Images-4 FREE SPEECH — Congresswoman Linda Sanchez (D-Los Angeles) thinks vicious communications moved by electricity have gone too far and wants to imprison their purveyors for up to two years.

Here's what HR 1966 says.

(a) Whoever transmits in interstate or foreign commerce
any communication, with the intent to coerce, intimidate, harass or
cause substantial emotional distress to a person, using electronic
means to support severe, repeated and hostile behavior, shall be fined
under this title or imprisoned not more than two years, or both.

(b) As used in this section —
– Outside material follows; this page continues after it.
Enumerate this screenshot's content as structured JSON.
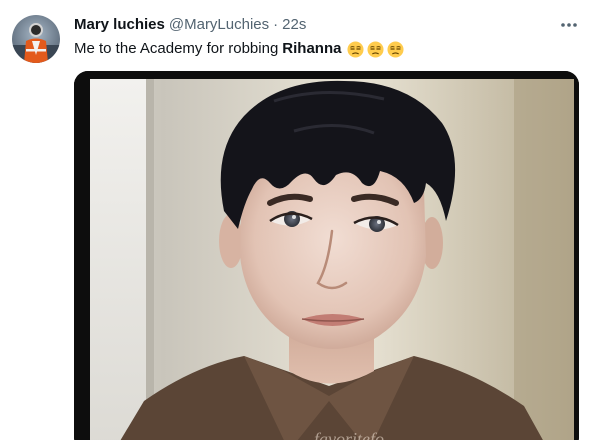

(1) the term ‘communication’ means the electronic transmission,
between or among points specified by the user, of information of the
user’s choosing, without change in the form or content of the
information as sent and received; and

(2) the term ‘electronic means’ means any equipment dependent on
electrical power to access an information service, including e-mail,
instant messaging, blogs, websites, telephones and text messages.

Here's what Rep. Sanchez says in its defense.

Here's why those who've studied the First Amendment say it's unconstitutional.

Here's someone who gives the bill all the sober dignity it deserves.

The proposal by Rep. Linda Sanchez, D-Los Angeles, would never pass
First Amendment muster, unless the U.S. Constitution was altered
without us knowing. So Sanchez, and the 14 other lawmakers who signed
on to the proposal, are grandstanding to show the public they care
about children and are opposed to cyberbullying.


Sanchez’s bill goes way beyond cyberbullying and comes close to
making it a federal offense to log onto the internet or use the
telephone. The methods of communication where hostile speech is banned
include e-mail, instant messaging, blogs, websites, telephones and text

We can’t say what we think of Sanchez’s proposal. Doing so would clearly get us two years in solitary confinement.